And it begins. With an item from Shirley’s beginning…her first doll, a beloved Raggedy Ann. Never having experienced an auction, I was unprepared for the electricity, the pace and the fervor. And when it sold, for $11,500.00, I knew I was in for the most extraordinary ride of my life.
I bet those sitting around me, however, were not prepared for my behavior. Because as soon as they brought out the iconic red and white polka dot dress, the one EVERYONE associates with Shirley, I. LOST. IT. Because not only was the dress displayed, but they played a clip from her breakout film, Stand Up and Cheer, where she wears it while singing, dancing and dimpling. I. LOST. IT. Watch the video….you’ll see it. I had to cover my mouth with both hands so as not to be heard. If I’d had a paper bag, I would have been breathing into it. They weren’t tears of sadness or joy or any single feeling…they were pure, unadulterated emotion. And each and every d**n time they played those glorious clips, whose dialogue and lyrics I knew by heart, I. LOST. IT. Because for me, it’s always been about the films. Even if I never owned a Shirley doll or collectible, I’d still feel close to her, as long as I could watch a film.
Blessedly, the clips stopped…there were nearly 600 items to auction, and in the interest of time, it was best to just get to it. And in the interest of my blood pressure, it was best as well.
Fear not. I won’t be elaborating on every moment of the nearly 14 hour auction. Not even close. Watch the video (again, ignoring me) if you’re so inclined. If you do, please notice the happiness on the winners’ faces, and please hear the congratulations that other members of the house expressed when someone won. I’ve heard some auctions can be brutally competitive; there was nothing but joy and a shared happiness here. Even Shirley’s son remarked on it. If you watch the video, listen to Stuart calling out “Shirley’s Army strikes again!” every time one of our ranks raised her paddle.
And it went on. Fueled by adrenaline, caffeine and love, I sat there. But for a few bathroom breaks, I was there for it all. Like Aerosmith said – I didn’t want to miss a thing.
One more set of moments to record before this entry ends. The moment I bid. The moment I won. The aftermath.
I was out of my league. There were MAJOR collectors in this room, online and on the phone. There was MAJOR money being spent. I quickly realized I would not be very active in this auction….even the item I’d hoped to get – a memento of Shirley’s relationship with her teacher – was unapproachable. But when I saw an opening, a little item that hadn’t even been on my radar, my paddle went up. Someone else bid, and up it went again. I don’t know how long it really went on, but before I knew it, Stuart was calling my name. The Army members were cheering. I was shell shocked….even had to be reminded to show my paddle number.
Ever experience that drop when the adrenaline rush fades? When I regained consciousness, I removed myself for the first time all day.
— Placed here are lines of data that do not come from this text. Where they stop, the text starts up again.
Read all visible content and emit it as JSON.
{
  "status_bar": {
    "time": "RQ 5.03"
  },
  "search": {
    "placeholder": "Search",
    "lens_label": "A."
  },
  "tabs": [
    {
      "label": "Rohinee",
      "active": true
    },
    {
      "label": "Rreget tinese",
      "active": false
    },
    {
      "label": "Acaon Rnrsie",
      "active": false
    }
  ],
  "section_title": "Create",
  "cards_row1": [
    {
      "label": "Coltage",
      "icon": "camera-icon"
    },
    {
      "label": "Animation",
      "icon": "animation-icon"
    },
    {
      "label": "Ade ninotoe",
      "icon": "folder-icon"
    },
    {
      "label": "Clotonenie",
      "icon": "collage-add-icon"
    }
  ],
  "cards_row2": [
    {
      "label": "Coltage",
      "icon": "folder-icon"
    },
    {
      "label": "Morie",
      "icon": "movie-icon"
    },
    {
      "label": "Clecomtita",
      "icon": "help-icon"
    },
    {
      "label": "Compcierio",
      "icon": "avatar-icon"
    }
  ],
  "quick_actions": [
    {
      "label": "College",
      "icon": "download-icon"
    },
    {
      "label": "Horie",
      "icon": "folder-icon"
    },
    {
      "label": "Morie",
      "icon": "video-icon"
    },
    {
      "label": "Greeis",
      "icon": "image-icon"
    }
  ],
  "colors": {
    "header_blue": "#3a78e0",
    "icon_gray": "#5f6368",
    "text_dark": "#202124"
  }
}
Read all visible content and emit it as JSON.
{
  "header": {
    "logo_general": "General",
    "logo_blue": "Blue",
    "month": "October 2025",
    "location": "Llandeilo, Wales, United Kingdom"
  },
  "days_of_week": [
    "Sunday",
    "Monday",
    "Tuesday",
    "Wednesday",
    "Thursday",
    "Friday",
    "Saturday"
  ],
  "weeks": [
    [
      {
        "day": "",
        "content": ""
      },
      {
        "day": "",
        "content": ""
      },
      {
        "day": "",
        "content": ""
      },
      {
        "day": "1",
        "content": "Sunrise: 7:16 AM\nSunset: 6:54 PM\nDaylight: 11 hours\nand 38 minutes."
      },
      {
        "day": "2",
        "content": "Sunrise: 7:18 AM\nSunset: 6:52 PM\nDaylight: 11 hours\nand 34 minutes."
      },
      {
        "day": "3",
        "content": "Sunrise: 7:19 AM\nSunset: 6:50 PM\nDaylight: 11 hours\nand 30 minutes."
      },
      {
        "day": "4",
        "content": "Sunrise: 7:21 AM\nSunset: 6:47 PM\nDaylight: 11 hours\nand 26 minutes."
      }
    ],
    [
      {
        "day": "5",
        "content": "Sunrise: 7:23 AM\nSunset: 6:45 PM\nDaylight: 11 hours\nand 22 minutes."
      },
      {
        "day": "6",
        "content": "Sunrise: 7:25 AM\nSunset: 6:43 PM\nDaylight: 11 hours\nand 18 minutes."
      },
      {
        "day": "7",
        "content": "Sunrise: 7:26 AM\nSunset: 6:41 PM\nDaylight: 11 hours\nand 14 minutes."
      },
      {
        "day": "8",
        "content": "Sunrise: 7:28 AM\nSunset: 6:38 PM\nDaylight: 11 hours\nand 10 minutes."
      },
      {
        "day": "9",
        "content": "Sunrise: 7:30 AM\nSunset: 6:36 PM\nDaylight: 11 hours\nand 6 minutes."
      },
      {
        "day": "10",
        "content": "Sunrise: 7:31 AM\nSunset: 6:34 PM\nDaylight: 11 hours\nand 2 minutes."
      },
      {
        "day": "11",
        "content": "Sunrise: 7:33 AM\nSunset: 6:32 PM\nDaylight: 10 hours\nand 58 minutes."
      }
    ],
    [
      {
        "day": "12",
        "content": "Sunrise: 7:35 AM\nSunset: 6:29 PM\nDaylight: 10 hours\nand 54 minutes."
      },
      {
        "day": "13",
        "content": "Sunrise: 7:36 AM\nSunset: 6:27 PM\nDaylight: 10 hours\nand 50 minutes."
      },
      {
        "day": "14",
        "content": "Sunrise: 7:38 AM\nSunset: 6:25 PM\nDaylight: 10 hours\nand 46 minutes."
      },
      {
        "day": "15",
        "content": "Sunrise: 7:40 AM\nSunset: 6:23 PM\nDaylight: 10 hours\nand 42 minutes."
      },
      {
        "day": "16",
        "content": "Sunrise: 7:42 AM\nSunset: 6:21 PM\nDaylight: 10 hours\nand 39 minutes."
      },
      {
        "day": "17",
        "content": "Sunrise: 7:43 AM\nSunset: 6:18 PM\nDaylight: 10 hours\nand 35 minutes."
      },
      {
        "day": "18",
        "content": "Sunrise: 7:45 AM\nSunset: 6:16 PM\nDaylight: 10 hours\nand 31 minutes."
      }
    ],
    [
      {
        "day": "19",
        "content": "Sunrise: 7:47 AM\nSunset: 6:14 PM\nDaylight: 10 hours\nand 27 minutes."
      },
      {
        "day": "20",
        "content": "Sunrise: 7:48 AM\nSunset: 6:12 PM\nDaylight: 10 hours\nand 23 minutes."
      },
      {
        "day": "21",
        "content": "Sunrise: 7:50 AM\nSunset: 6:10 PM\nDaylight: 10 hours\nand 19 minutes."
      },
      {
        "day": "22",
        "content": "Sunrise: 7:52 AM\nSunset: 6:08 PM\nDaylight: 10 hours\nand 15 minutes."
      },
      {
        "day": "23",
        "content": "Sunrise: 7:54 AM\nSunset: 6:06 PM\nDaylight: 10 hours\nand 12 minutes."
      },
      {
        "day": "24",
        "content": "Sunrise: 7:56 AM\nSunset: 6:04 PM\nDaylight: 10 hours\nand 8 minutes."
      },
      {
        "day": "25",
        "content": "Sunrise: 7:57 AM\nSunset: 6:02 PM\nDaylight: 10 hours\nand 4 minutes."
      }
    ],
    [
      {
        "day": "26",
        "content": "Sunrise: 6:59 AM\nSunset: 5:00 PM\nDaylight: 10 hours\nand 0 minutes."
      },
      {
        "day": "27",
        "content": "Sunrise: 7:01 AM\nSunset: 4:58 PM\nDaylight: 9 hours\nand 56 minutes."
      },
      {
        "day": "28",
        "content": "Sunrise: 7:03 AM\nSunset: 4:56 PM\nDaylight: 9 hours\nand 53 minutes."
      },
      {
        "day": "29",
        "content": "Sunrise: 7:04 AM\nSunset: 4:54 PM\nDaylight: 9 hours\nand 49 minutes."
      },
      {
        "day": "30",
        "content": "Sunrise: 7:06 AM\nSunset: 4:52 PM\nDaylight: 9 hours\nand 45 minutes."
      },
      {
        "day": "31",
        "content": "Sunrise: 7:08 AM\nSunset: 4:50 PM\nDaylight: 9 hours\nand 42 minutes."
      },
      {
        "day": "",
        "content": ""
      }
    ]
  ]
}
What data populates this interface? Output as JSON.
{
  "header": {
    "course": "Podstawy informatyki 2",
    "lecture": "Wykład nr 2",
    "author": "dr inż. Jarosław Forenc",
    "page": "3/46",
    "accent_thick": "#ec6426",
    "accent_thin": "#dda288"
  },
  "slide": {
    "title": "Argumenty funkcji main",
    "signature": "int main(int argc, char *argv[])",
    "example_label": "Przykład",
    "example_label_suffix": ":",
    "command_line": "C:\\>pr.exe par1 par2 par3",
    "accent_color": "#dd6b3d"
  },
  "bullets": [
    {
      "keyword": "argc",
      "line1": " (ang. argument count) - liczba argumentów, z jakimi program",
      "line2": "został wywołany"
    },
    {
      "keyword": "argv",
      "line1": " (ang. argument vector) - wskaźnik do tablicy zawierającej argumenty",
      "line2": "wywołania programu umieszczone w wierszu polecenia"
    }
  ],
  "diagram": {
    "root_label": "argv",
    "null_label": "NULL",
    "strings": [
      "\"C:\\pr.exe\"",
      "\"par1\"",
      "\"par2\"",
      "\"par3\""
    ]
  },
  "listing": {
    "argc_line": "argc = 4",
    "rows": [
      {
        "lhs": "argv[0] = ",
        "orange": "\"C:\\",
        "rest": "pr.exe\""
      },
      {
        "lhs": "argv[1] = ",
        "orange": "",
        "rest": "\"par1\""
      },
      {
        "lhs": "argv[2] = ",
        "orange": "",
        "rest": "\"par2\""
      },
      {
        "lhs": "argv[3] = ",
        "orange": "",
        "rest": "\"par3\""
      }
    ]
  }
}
This time Mr. T got the hysterical phone call, followed by another one to my daughter. Followed by a long, long cry in the bathroom. Yeah, that happened.
It’s nearly the end. In the next and final post on this topic I hope to sum things up and put a nice little bow on it. If that is even possible.